***** INFORMATION SUPPLIED *****

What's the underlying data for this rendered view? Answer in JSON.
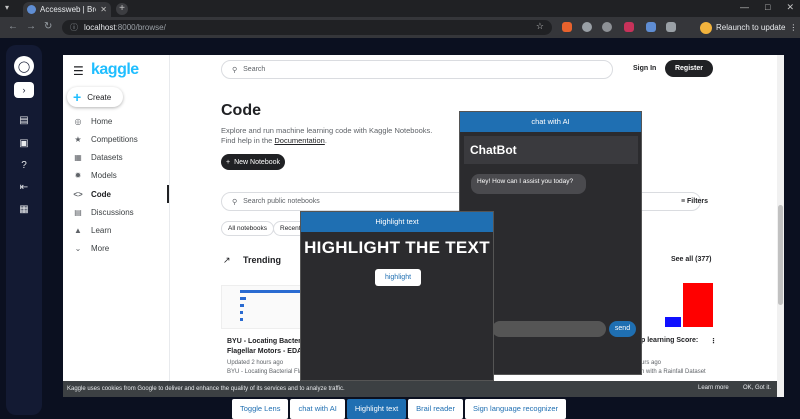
{
  "browser": {
    "tab_title": "Accessweb | Breck",
    "url_host": "localhost",
    "url_rest": ":8000/browse/",
    "relaunch_label": "Relaunch to update"
  },
  "kaggle": {
    "logo": "kaggle",
    "create_label": "Create",
    "search_placeholder": "Search",
    "signin_label": "Sign In",
    "register_label": "Register",
    "nav": [
      {
        "label": "Home",
        "icon": "home-icon"
      },
      {
        "label": "Competitions",
        "icon": "trophy-icon"
      },
      {
        "label": "Datasets",
        "icon": "table-icon"
      },
      {
        "label": "Models",
        "icon": "model-icon"
      },
      {
        "label": "Code",
        "icon": "code-icon"
      },
      {
        "label": "Discussions",
        "icon": "discussion-icon"
      },
      {
        "label": "Learn",
        "icon": "school-icon"
      },
      {
        "label": "More",
        "icon": "chevron-down-icon"
      }
    ],
    "page_title": "Code",
    "desc_line1": "Explore and run machine learning code with Kaggle Notebooks.",
    "desc_line2_prefix": "Find help in the ",
    "desc_link": "Documentation",
    "desc_suffix": ".",
    "new_notebook_label": "New Notebook",
    "notebook_search_placeholder": "Search public notebooks",
    "filters_label": "Filters",
    "chips": [
      "All notebooks",
      "Recently"
    ],
    "trending_label": "Trending",
    "see_all_label": "See all (377)",
    "card1": {
      "title": "BYU - Locating Bacterial Flagellar Motors - EDA",
      "updated": "Updated 2 hours ago",
      "source": "BYU - Locating Bacterial Fla"
    },
    "card2": {
      "title": "p learning Score:",
      "updated": "urs ago",
      "source": "n with a Rainfall Dataset"
    },
    "cookie_text": "Kaggle uses cookies from Google to deliver and enhance the quality of its services and to analyze traffic.",
    "cookie_learn": "Learn more",
    "cookie_ok": "OK, Got it."
  },
  "chat": {
    "header": "chat with AI",
    "title": "ChatBot",
    "greeting": "Hey! How can I assist you today?",
    "send_label": "send"
  },
  "highlight": {
    "header": "Highlight text",
    "big_text": "HIGHLIGHT THE TEXT",
    "button_label": "highlight"
  },
  "ext_toolbar": [
    {
      "label": "Toggle Lens",
      "active": false
    },
    {
      "label": "chat with AI",
      "active": false
    },
    {
      "label": "Highlight text",
      "active": true
    },
    {
      "label": "Brail reader",
      "active": false
    },
    {
      "label": "Sign language recognizer",
      "active": false
    }
  ],
  "colors": {
    "accent": "#1f6fb2",
    "kaggle_blue": "#20beff",
    "app_bg": "#0b1020"
  }
}
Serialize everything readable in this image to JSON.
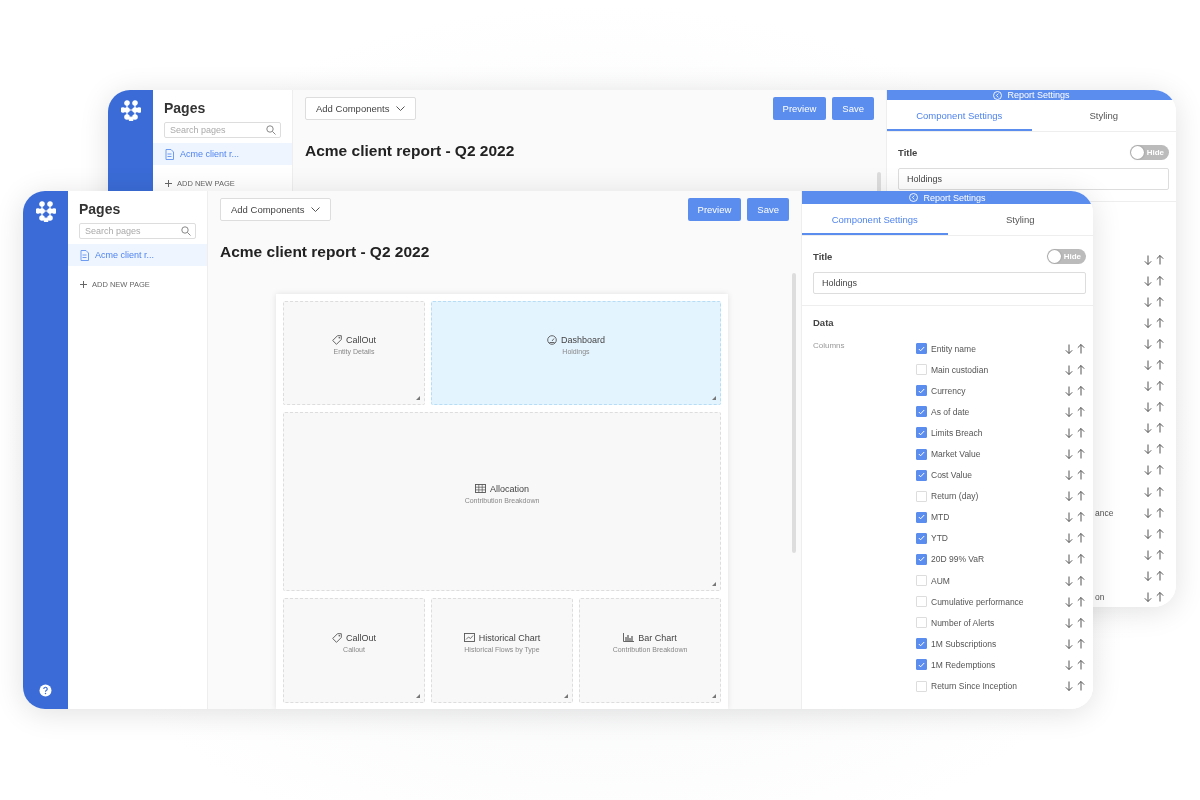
{
  "back_window": {
    "sidebar": {
      "title": "Pages",
      "search": {
        "placeholder": "Search pages"
      },
      "pages": [
        {
          "label": "Acme client r...",
          "selected": true
        }
      ],
      "add_page": "ADD NEW PAGE"
    },
    "toolbar": {
      "add_components": "Add Components",
      "buttons": [
        {
          "label": "Preview",
          "kind": "primary"
        },
        {
          "label": "Save",
          "kind": "primary"
        }
      ]
    },
    "report_title": "Acme client report - Q2 2022",
    "settings": {
      "header": "Report Settings",
      "tabs": [
        {
          "label": "Component Settings",
          "selected": true
        },
        {
          "label": "Styling",
          "selected": false
        }
      ],
      "title_label": "Title",
      "toggle": {
        "label": "Hide",
        "on": false
      },
      "title_value": "Holdings",
      "column_rows": [
        {
          "kind": "arrows"
        },
        {
          "kind": "arrows"
        },
        {
          "kind": "arrows"
        },
        {
          "kind": "arrows"
        },
        {
          "kind": "arrows"
        },
        {
          "kind": "arrows"
        },
        {
          "kind": "arrows"
        },
        {
          "kind": "arrows"
        },
        {
          "kind": "arrows"
        },
        {
          "kind": "arrows"
        },
        {
          "kind": "arrows"
        },
        {
          "kind": "arrows"
        },
        {
          "kind": "fragment",
          "text": "ance"
        },
        {
          "kind": "arrows"
        },
        {
          "kind": "arrows"
        },
        {
          "kind": "arrows"
        },
        {
          "kind": "fragment",
          "text": "on"
        }
      ]
    }
  },
  "front_window": {
    "sidebar": {
      "title": "Pages",
      "search": {
        "placeholder": "Search pages"
      },
      "pages": [
        {
          "label": "Acme client r...",
          "selected": true
        }
      ],
      "add_page": "ADD NEW PAGE"
    },
    "toolbar": {
      "add_components": "Add Components",
      "buttons": [
        {
          "label": "Preview",
          "kind": "primary"
        },
        {
          "label": "Save",
          "kind": "primary"
        }
      ]
    },
    "report_title": "Acme client report - Q2 2022",
    "canvas": {
      "rows": [
        {
          "tiles": [
            {
              "kind": "tag",
              "title": "CallOut",
              "subtitle": "Entity Details",
              "selected": false
            },
            {
              "kind": "gauge",
              "title": "Dashboard",
              "subtitle": "Holdings",
              "selected": true
            }
          ]
        },
        {
          "tiles": [
            {
              "kind": "table",
              "title": "Allocation",
              "subtitle": "Contribution Breakdown",
              "selected": false
            }
          ]
        },
        {
          "tiles": [
            {
              "kind": "tag",
              "title": "CallOut",
              "subtitle": "Callout",
              "selected": false
            },
            {
              "kind": "line-chart",
              "title": "Historical Chart",
              "subtitle": "Historical Flows by Type",
              "selected": false
            },
            {
              "kind": "bar-chart",
              "title": "Bar Chart",
              "subtitle": "Contribution Breakdown",
              "selected": false
            }
          ]
        }
      ]
    },
    "settings": {
      "header": "Report Settings",
      "tabs": [
        {
          "label": "Component Settings",
          "selected": true
        },
        {
          "label": "Styling",
          "selected": false
        }
      ],
      "title_label": "Title",
      "toggle": {
        "label": "Hide",
        "on": false
      },
      "title_value": "Holdings",
      "data_label": "Data",
      "columns_label": "Columns",
      "columns": [
        {
          "label": "Entity name",
          "checked": true
        },
        {
          "label": "Main custodian",
          "checked": false
        },
        {
          "label": "Currency",
          "checked": true
        },
        {
          "label": "As of date",
          "checked": true
        },
        {
          "label": "Limits Breach",
          "checked": true
        },
        {
          "label": "Market Value",
          "checked": true
        },
        {
          "label": "Cost Value",
          "checked": true
        },
        {
          "label": "Return (day)",
          "checked": false
        },
        {
          "label": "MTD",
          "checked": true
        },
        {
          "label": "YTD",
          "checked": true
        },
        {
          "label": "20D 99% VaR",
          "checked": true
        },
        {
          "label": "AUM",
          "checked": false
        },
        {
          "label": "Cumulative performance",
          "checked": false
        },
        {
          "label": "Number of Alerts",
          "checked": false
        },
        {
          "label": "1M Subscriptions",
          "checked": true
        },
        {
          "label": "1M Redemptions",
          "checked": true
        },
        {
          "label": "Return Since Inception",
          "checked": false
        }
      ]
    }
  }
}
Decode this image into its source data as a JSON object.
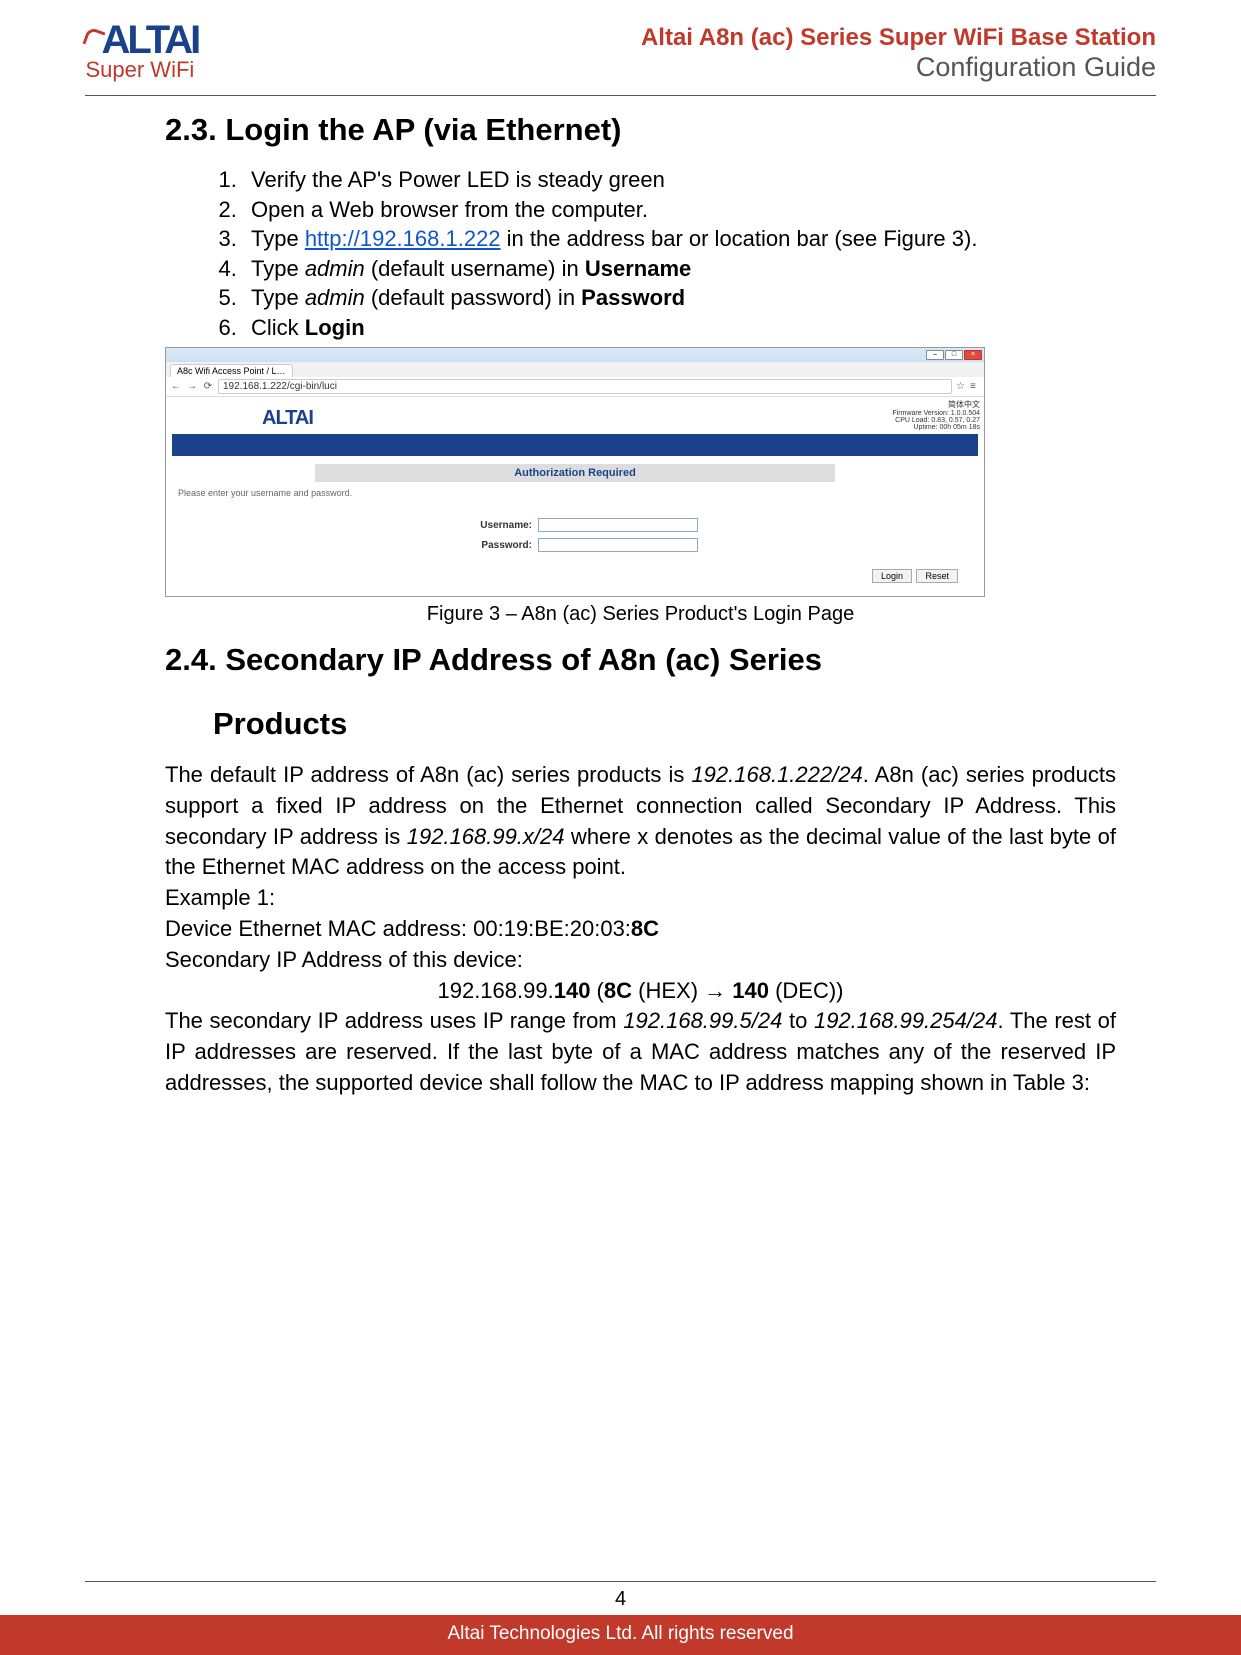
{
  "header": {
    "logo_main": "ALTAI",
    "logo_sub": "Super WiFi",
    "title": "Altai A8n (ac) Series Super WiFi Base Station",
    "subtitle": "Configuration Guide"
  },
  "sec23": {
    "heading": "2.3.  Login the AP (via Ethernet)",
    "steps": {
      "s1": "Verify the AP's Power LED is steady green",
      "s2": "Open a Web browser from the computer.",
      "s3_a": "Type ",
      "s3_url": "http://192.168.1.222",
      "s3_b": " in the address bar or location bar (see Figure 3).",
      "s4_a": "Type ",
      "s4_i": "admin",
      "s4_b": " (default username) in ",
      "s4_bold": "Username",
      "s5_a": "Type ",
      "s5_i": "admin",
      "s5_b": " (default password) in ",
      "s5_bold": "Password",
      "s6_a": "Click ",
      "s6_bold": "Login"
    }
  },
  "shot": {
    "tab_title": "A8c Wifi Access Point / L…",
    "url": "192.168.1.222/cgi-bin/luci",
    "inner_logo": "ALTAI",
    "language": "简体中文",
    "fw": "Firmware Version: 1.0.0.504",
    "cpu": "CPU Load: 0.83, 0.57, 0.27",
    "uptime": "Uptime: 00h 05m 18s",
    "auth_title": "Authorization Required",
    "please": "Please enter your username and password.",
    "user_label": "Username:",
    "pass_label": "Password:",
    "login_btn": "Login",
    "reset_btn": "Reset"
  },
  "fig_caption": "Figure 3 – A8n (ac) Series Product's Login Page",
  "sec24": {
    "heading_a": "2.4.  Secondary IP Address of A8n (ac) Series",
    "heading_b": "Products",
    "p1_a": "The default IP address of A8n (ac) series products is ",
    "p1_i1": "192.168.1.222/24",
    "p1_b": ". A8n (ac) series products support a fixed IP address on the Ethernet connection called Secondary IP Address. This secondary IP address is ",
    "p1_i2": "192.168.99.x/24",
    "p1_c": " where x denotes as the decimal value of the last byte of the Ethernet MAC address on the access point.",
    "ex_label": "Example 1:",
    "ex_mac_a": "Device Ethernet MAC address: 00:19:BE:20:03:",
    "ex_mac_b": "8C",
    "ex_sec": "Secondary IP Address of this device:",
    "ex_calc_a": "192.168.99.",
    "ex_calc_b": "140",
    "ex_calc_c": " (",
    "ex_calc_d": "8C",
    "ex_calc_e": " (HEX) → ",
    "ex_calc_f": "140",
    "ex_calc_g": " (DEC))",
    "p2_a": "The secondary IP address uses IP range from ",
    "p2_i1": "192.168.99.5/24",
    "p2_b": " to ",
    "p2_i2": "192.168.99.254/24",
    "p2_c": ". The rest of IP addresses are reserved. If the last byte of a MAC address matches any of the reserved IP addresses, the supported device shall follow the MAC to IP address mapping shown in Table 3:"
  },
  "footer": {
    "page": "4",
    "text": "Altai Technologies Ltd. All rights reserved"
  }
}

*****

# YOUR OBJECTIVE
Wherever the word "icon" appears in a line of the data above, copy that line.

# RESULT OF THE EXERCISE
        "icon": "home-icon"
        "icon": "trophy-icon"
        "icon": "table-icon"
        "icon": "model-icon"
        "icon": "code-icon"
        "icon": "discussion-icon"
        "icon": "school-icon"
        "icon": "chevron-down-icon"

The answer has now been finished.